  • Gardenia (sometimes called the happiness herb because it relieves liver congestion and blocked emotion): 6 – 12 g
  • Pulsatilla: prepare from the fresh herb. Macerate 2 lbs. in 4 pints of strong alcohol. Two to three drops of tincture are taken three to four times a day in a spoonful of water. Use within a year of preparation.
  • Ginkgo biloba: available in pills and capsules
  • Gotu kola: available in pills and capsules
  • Slippery elm: available as a tea



  • Vitamin B1: 1.5 mg per day
  • Vitamin B6: 2 – 10 mg per day, especially if there is edema or if depression is related to the menstrual cycle
  • Vitamin B12: 1 – 10 mcg per day
  • Vitamin B complex: 50 mg per day
  • Vitamin C: 100 – 500 mg per day
  • Calcium/magnesium: in a 2:1 ratio (500 mg of calcium; 250 mg of magnesium) per day


Sleep Management

Studies have shown that people who reduce the amount of sleep they are getting from 8 or more hours per night to 5 or 6 hours experience dramatic improvements in mood.



  • Daily meditation, prayer, and guided imagery routines
  • Support groups
  • Chanting and singing
  • Exercise—very effective if practiced daily
  • Writing in a journal daily
  • Write in journal about the most traumatic and/or shameful experience you have had for four days, at least 20 minutes per writing session. This method, developed by Southern Methodist University psychologist James Pennybaker, Ph.D., has been proven effective in alleviating many kinds of psychological disorders, including depression.



  • Lavender
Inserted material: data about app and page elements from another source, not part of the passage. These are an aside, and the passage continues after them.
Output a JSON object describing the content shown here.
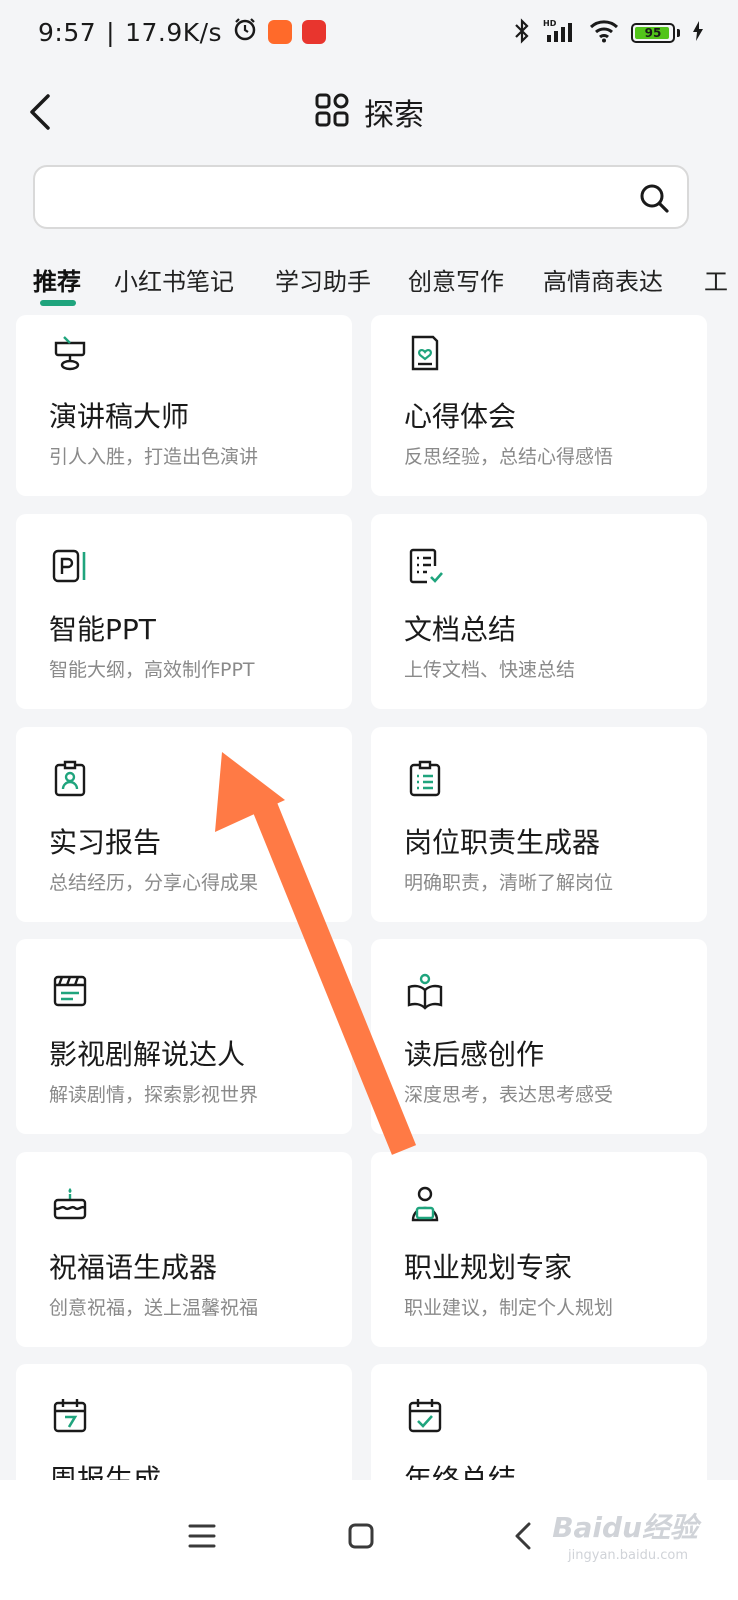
{
  "status_bar": {
    "time": "9:57",
    "speed": "17.9K/s",
    "battery_level": 95,
    "battery_label": "95",
    "network": "HD"
  },
  "header": {
    "title": "探索",
    "back_icon": "chevron-left-icon",
    "title_icon": "grid-apps-icon"
  },
  "search": {
    "placeholder": "",
    "value": ""
  },
  "tabs": [
    {
      "label": "推荐",
      "active": true
    },
    {
      "label": "小红书笔记"
    },
    {
      "label": "学习助手"
    },
    {
      "label": "创意写作"
    },
    {
      "label": "高情商表达"
    },
    {
      "label": "工"
    }
  ],
  "cards": [
    {
      "title": "演讲稿大师",
      "desc": "引人入胜，打造出色演讲",
      "icon": "podium-icon"
    },
    {
      "title": "心得体会",
      "desc": "反思经验，总结心得感悟",
      "icon": "heart-document-icon"
    },
    {
      "title": "智能PPT",
      "desc": "智能大纲，高效制作PPT",
      "icon": "ppt-icon"
    },
    {
      "title": "文档总结",
      "desc": "上传文档、快速总结",
      "icon": "document-check-icon"
    },
    {
      "title": "实习报告",
      "desc": "总结经历，分享心得成果",
      "icon": "badge-person-icon"
    },
    {
      "title": "岗位职责生成器",
      "desc": "明确职责，清晰了解岗位",
      "icon": "clipboard-list-icon"
    },
    {
      "title": "影视剧解说达人",
      "desc": "解读剧情，探索影视世界",
      "icon": "clapperboard-icon"
    },
    {
      "title": "读后感创作",
      "desc": "深度思考，表达思考感受",
      "icon": "reading-book-icon"
    },
    {
      "title": "祝福语生成器",
      "desc": "创意祝福，送上温馨祝福",
      "icon": "cake-icon"
    },
    {
      "title": "职业规划专家",
      "desc": "职业建议，制定个人规划",
      "icon": "person-laptop-icon"
    },
    {
      "title": "周报生成",
      "desc": "",
      "icon": "calendar-7-icon"
    },
    {
      "title": "年终总结",
      "desc": "",
      "icon": "calendar-check-icon"
    }
  ],
  "navbar": {
    "menu_icon": "menu-icon",
    "home_icon": "home-square-icon",
    "back_icon": "back-triangle-icon",
    "watermark": "Baidu经验",
    "watermark_sub": "jingyan.baidu.com"
  },
  "colors": {
    "accent": "#1fa47d",
    "arrow": "#ff7a45",
    "background": "#f4f5f7"
  }
}
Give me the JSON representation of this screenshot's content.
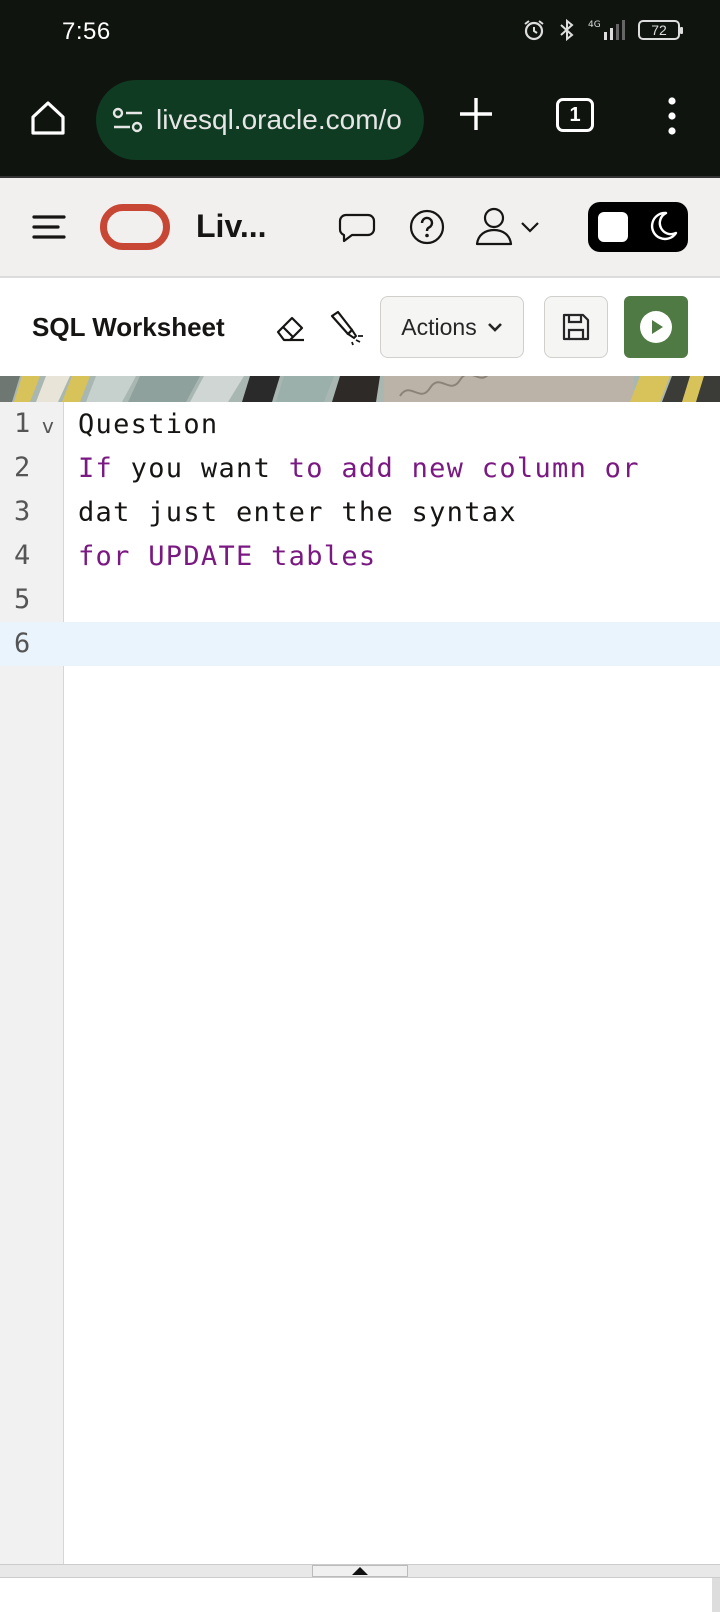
{
  "status_bar": {
    "time": "7:56",
    "battery": "72",
    "network": "4G"
  },
  "browser": {
    "url": "livesql.oracle.com/o",
    "tab_count": "1"
  },
  "app_header": {
    "title": "Liv...",
    "brand_color": "#c74634"
  },
  "worksheet": {
    "title": "SQL Worksheet",
    "actions_label": "Actions",
    "run_color": "#4f7a43"
  },
  "editor": {
    "lines": [
      {
        "num": "1",
        "text": "Question"
      },
      {
        "num": "2",
        "text": "If you want to add new column or"
      },
      {
        "num": "3",
        "text": "dat just enter the syntax"
      },
      {
        "num": "4",
        "text": "for UPDATE tables"
      },
      {
        "num": "5",
        "text": ""
      },
      {
        "num": "6",
        "text": ""
      }
    ],
    "active_line": "6",
    "keyword_color": "#7a1982"
  }
}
  • Walking daily
  • Yoga and stretching exercises specifically boost brain levels of serotonin, the neurotransmitter that promotes feelings of well-being, positive outlook, deeper sleep, and higher self-esteem.
  • Bicycling, jogging, swimming, and any aerobic activity or sport